reviz.in – peer-review annotations with hypothes.is

A few months ago I was flooded with review requests. And I figured that it might be time to look around for solutions and code something up allow me to annotate peer-review PDFs easily,  and generate a review report with a click of a button (as proposed years ago).

Enter, Hypothes.is. A few years ago this initiative started to facilitate the semantic or annotated web. A way to annotate web pages separate from the original creator.  Hypothes.is did exactly what I needed to annotate any given PDF (also locally stored items). However, I could not extract the data easily in a standardized way. In addition, the standard mode for the Hypothes.is client is a public one, with personal groups being private. In short, although the whole framework had all the pieces the output wasn’t optimal for peer-review, if not dangerous to reputations when accidentally leaking reviews to the web.

As such, I created Reviz.in, a simple hack of the original Hypothes.is client and Google Chrome extension which makes sure you can’t escape the group which holds your peer-review revision notes and generates a nice review report (see image below). In addition, I added a fancy icon and renamed the original labels (not consistently however), to differentiate the original interface from my copy to avoid confusion. I hope over time this functionality will be provided by the original Hypothes.is client, in the mean time you can read more on the installation process on the Reviz.in website:

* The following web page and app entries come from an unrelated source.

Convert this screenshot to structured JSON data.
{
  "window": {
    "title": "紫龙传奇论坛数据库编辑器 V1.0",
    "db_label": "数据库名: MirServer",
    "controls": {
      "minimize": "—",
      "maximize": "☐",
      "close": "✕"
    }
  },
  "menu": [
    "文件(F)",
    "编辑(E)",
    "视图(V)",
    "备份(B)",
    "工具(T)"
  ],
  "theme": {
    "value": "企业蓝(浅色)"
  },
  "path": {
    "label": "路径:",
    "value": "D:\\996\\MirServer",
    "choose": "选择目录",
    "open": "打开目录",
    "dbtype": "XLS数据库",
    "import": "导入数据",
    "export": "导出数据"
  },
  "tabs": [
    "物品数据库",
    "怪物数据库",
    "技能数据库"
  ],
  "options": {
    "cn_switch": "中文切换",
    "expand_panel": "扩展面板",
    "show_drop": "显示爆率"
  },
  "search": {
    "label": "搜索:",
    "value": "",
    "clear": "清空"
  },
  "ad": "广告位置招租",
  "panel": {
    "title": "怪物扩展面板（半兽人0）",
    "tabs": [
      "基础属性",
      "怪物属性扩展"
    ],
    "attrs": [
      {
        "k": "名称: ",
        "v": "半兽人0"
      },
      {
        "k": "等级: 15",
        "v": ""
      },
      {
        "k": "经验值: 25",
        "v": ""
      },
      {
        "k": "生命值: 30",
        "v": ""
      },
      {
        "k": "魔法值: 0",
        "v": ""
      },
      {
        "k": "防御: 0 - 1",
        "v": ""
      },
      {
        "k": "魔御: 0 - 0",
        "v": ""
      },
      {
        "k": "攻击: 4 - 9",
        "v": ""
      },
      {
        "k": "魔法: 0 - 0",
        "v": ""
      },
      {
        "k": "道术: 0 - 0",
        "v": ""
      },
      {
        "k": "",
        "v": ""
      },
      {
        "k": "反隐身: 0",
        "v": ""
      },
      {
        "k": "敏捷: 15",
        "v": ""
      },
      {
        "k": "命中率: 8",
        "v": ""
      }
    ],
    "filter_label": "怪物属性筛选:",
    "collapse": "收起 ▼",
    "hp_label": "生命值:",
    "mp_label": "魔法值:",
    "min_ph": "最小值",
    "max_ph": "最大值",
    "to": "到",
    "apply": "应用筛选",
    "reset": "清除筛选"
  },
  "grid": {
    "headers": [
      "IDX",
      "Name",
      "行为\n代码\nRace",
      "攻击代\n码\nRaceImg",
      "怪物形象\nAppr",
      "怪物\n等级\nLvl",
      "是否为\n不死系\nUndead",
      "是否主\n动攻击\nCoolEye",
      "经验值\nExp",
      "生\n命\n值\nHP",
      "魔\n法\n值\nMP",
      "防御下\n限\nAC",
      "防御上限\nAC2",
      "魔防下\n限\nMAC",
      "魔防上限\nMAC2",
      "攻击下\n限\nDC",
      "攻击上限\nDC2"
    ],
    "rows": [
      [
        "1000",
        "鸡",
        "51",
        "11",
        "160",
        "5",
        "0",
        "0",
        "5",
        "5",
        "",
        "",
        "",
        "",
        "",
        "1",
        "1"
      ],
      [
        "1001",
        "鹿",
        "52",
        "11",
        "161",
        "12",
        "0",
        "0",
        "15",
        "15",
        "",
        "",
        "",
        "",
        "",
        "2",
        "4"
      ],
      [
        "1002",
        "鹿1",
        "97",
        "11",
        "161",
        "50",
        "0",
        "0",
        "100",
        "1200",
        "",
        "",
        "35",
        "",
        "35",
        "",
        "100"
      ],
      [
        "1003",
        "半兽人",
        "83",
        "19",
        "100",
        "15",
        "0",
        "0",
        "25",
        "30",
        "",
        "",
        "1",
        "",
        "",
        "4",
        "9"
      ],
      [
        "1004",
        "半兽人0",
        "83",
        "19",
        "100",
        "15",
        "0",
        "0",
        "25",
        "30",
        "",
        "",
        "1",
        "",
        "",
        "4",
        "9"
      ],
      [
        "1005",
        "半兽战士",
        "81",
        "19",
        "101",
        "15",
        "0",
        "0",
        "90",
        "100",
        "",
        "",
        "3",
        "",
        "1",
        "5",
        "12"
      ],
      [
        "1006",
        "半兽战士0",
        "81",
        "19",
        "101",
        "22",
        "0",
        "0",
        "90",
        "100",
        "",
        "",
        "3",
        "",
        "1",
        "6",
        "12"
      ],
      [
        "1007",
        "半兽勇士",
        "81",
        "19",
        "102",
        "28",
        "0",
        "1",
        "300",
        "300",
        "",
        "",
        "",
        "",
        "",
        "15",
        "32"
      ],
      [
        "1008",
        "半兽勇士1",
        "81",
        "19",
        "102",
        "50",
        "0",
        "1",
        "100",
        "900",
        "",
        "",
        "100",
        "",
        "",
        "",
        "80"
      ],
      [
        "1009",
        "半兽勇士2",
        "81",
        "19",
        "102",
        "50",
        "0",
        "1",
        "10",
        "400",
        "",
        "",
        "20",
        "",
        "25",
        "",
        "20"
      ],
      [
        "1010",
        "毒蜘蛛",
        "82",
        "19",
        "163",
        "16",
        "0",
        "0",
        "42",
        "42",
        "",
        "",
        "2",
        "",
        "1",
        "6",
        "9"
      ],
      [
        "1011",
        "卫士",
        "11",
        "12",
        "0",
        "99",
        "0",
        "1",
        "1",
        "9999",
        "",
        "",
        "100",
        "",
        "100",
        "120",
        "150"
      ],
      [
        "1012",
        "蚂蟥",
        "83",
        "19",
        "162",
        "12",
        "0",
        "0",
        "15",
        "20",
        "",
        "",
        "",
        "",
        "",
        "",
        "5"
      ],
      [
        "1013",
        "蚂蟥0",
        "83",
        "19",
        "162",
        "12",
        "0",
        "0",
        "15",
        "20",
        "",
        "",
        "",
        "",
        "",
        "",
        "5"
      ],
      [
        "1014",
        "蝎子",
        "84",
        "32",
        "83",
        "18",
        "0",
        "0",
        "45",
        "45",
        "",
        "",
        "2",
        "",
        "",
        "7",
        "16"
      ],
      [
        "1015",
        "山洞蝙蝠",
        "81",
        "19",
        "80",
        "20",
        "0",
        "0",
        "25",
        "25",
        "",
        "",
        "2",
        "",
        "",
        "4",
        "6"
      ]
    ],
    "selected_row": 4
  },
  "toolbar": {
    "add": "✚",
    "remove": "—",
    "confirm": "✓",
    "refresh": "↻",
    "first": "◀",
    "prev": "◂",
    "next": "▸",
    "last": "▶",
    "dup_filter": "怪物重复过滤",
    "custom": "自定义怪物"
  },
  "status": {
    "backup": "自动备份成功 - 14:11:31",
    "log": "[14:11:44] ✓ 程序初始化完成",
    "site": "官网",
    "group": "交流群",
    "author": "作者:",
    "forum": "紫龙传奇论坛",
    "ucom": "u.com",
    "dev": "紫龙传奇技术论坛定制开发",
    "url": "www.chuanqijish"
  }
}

http://reviz.in 

or download

the Google Chrome Extension.

I hope this simple hack will help people speed up their review process as to free up some time. I also hope that publishers will take note, as the lack of their innovation on this front is rather shameful.